Severe asthma affects 10 percent of asthmatics and is poorly responsive to current therapies. Within severe asthma, Levy noted, there are several different molecular immunologic mechanisms.

This study sought to clarify the mechanisms that underlie severe asthma and asthmatic inflammation, first by modeling allergic lung inflammation in a dirty indoor environment. The team exposed a mouse model to a common environmental indoor allergen – house dust mite – as well as to endotoxin, a toxin released by bacterial cells that is also commonly found in dust. Exposure to both stimuli triggered complex lung inflammation, including a phenomenon known as lung NETosis.

In response to inflammatory triggers, white blood cells known as neutrophils form “neutrophil extracellular traps” (NETs). NETosis is the process by which NETs are activated and released. NETs can play a significant role in helping defend a host from invaders, but they can also cause organ injury and inflammation. In so-called “vital NETosis” neutrophils extrude their nuclear material, including DNA, to form NETs and then reseal their membranes to create cytoplasts – cells that lack a nucleus. Levy and colleagues found that in their model, NETosis and cytoplasts appeared to play a key role in triggering and amplifying an allergen-initiated neutrophilic immune response in lung inflammation.

To determine whether the work translated to humans, the team examined samples of fluid from the lungs of human severe asthma patients and found that a subset of patients had high neutrophil counts and detectable NETs and cytoplasts – important implications for how to design more precise clinical trials for severe asthma treatment. The results were reported in Science Immunology.

Currently, clinical trials for new drugs to treat moderate and severe asthma do not stratify patients by neutrophil count or other important markers of inflammation. The team notes that markers of NETosis – including NETs and cytoplasts in sputum – may provide an opportunity to better tailor trials and treatments in subsets of asthma patients for future clinical research.  Therapies that have been developed for indications other than asthma potentially could hold promise for the sub-group of asthmatics whose lung inflammation is driven by these mechanisms.

For the many other pulmonary conditions that involve neutrophilic inflammation in the lung, these mechanisms may also play a role, Levy noted. “We saw this with severe asthma, but it’s also likely relevant to pneumonia, acute respiratory distress syndrome and chronic obstructive pulmonary disease, especially those with exacerbations.”
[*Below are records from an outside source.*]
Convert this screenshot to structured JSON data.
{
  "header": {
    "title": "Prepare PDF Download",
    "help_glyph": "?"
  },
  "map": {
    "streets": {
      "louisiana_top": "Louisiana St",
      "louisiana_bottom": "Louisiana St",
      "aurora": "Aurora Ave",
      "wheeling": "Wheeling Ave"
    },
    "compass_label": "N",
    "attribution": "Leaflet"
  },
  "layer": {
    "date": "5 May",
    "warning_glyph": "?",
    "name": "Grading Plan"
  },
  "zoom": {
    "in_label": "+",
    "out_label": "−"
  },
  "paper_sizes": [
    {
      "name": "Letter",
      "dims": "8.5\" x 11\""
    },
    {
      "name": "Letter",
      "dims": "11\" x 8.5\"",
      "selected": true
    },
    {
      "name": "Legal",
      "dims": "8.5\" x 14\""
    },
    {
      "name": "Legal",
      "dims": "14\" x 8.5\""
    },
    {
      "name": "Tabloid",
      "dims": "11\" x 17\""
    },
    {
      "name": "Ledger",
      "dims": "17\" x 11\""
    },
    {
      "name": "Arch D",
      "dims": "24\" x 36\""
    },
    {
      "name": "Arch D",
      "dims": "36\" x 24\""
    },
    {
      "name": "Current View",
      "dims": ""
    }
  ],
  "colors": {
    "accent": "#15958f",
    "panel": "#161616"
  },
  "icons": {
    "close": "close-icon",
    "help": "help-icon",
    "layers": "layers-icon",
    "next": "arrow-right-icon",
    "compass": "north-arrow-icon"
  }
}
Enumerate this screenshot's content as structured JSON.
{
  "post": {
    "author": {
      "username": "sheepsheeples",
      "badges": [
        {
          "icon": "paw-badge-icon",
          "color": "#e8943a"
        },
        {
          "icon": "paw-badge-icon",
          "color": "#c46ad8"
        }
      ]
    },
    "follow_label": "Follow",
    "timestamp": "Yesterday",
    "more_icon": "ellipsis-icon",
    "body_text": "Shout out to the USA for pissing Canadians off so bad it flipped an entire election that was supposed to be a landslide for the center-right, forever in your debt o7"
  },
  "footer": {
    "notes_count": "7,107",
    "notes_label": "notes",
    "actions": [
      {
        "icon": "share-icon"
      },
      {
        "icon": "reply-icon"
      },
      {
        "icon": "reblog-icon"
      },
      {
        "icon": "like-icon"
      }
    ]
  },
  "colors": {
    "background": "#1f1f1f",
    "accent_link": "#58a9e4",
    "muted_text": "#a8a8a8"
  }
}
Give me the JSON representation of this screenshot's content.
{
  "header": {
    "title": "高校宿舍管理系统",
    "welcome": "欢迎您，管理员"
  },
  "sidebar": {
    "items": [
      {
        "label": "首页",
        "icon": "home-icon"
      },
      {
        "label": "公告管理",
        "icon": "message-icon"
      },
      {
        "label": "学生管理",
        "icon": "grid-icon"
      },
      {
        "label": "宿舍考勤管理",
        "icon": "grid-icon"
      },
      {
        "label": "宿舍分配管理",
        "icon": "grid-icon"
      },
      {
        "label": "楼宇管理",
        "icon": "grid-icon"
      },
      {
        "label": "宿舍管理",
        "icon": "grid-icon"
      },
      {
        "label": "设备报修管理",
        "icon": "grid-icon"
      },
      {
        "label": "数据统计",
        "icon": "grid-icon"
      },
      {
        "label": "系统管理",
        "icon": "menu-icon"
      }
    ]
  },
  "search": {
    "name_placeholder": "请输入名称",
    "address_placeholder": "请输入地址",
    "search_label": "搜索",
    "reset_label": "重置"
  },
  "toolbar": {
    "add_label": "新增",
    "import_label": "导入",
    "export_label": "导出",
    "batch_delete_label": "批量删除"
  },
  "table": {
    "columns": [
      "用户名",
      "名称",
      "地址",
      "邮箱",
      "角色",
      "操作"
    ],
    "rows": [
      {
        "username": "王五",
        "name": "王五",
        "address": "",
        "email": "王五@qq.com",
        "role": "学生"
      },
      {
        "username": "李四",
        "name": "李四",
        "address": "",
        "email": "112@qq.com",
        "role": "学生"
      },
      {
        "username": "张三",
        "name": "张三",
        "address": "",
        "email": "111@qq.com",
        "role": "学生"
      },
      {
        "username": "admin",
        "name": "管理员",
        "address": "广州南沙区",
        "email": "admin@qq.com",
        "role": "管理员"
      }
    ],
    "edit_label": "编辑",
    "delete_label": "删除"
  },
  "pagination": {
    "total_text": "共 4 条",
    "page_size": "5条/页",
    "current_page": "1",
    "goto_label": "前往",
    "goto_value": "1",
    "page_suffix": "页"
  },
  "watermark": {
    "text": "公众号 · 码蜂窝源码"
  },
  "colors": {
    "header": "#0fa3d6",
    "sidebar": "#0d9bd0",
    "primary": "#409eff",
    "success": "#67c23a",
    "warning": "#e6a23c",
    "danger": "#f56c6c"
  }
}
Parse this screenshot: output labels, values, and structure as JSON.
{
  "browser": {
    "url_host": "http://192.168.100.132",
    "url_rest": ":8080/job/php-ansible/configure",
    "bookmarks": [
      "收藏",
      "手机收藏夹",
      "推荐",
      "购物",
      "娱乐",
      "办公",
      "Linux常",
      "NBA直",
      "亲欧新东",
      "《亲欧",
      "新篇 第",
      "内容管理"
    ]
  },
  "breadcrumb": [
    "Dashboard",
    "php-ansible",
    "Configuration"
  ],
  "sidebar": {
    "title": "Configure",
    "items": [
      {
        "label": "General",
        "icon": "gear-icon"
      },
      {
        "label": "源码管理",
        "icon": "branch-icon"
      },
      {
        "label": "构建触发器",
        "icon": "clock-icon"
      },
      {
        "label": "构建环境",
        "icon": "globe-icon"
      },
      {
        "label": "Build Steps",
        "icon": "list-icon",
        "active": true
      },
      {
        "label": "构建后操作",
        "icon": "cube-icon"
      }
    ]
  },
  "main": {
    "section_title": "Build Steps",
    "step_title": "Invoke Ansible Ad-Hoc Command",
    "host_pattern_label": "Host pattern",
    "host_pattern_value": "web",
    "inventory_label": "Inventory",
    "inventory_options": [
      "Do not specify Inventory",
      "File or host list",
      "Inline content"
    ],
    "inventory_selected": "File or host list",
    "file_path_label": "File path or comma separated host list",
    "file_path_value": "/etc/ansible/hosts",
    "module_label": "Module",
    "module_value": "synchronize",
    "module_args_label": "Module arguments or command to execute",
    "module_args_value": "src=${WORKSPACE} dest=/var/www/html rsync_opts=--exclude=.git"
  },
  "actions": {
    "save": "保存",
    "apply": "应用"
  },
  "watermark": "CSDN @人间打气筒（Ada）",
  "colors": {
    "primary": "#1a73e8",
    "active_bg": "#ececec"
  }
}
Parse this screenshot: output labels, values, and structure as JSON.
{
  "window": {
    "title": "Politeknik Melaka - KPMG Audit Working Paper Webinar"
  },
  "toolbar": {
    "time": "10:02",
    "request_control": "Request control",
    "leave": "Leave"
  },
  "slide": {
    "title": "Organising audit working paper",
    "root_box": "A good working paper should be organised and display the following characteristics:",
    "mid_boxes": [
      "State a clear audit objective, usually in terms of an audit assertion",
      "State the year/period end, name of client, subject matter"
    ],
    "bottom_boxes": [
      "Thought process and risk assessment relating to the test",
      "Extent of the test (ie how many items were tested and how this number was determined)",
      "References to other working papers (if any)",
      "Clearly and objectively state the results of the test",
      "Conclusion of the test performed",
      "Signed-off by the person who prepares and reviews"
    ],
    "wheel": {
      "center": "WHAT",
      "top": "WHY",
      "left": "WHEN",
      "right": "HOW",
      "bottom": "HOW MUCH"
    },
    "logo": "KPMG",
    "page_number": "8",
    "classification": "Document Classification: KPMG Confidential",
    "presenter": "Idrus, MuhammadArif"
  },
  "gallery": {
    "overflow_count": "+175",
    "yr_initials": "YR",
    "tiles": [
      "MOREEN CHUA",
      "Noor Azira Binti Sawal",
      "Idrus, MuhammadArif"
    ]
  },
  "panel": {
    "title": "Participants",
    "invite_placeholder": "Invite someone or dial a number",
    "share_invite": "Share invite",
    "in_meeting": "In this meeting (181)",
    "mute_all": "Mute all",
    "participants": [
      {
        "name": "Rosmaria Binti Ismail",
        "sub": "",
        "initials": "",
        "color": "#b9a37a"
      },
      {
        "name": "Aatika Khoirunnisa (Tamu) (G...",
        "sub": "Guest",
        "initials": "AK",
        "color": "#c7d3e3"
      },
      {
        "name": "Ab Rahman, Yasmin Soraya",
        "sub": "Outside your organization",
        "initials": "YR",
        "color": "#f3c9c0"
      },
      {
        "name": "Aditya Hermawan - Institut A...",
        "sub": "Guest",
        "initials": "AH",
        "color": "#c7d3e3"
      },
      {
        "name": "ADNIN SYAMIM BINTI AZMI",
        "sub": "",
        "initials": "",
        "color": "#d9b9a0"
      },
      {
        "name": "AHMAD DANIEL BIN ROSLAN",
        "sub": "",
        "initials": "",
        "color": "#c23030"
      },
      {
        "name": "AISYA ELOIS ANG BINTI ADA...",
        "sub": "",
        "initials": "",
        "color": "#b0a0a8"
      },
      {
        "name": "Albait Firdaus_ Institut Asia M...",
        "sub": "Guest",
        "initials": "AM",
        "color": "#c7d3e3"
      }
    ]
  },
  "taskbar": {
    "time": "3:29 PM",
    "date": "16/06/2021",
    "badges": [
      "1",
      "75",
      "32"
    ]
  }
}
Levy is co-principal investigator of one of seven sites around the US that make up the NHLBI-funded Severe Asthma Research Program. In work separate from the NETosis study, co-principal investigator Elliot Israel, MD, director of clinical research in the Brigham’s Pulmonary and Critical Care Medicine Division, is also a co-principal investigator for a therapeutic network in severe asthma called PrecISE (Precision Interventions for Severe and/or Exacerbation-Prone Asthma Network) that is trying to develop biomarker-driven strategies for more precise treatment for patients with severe asthma.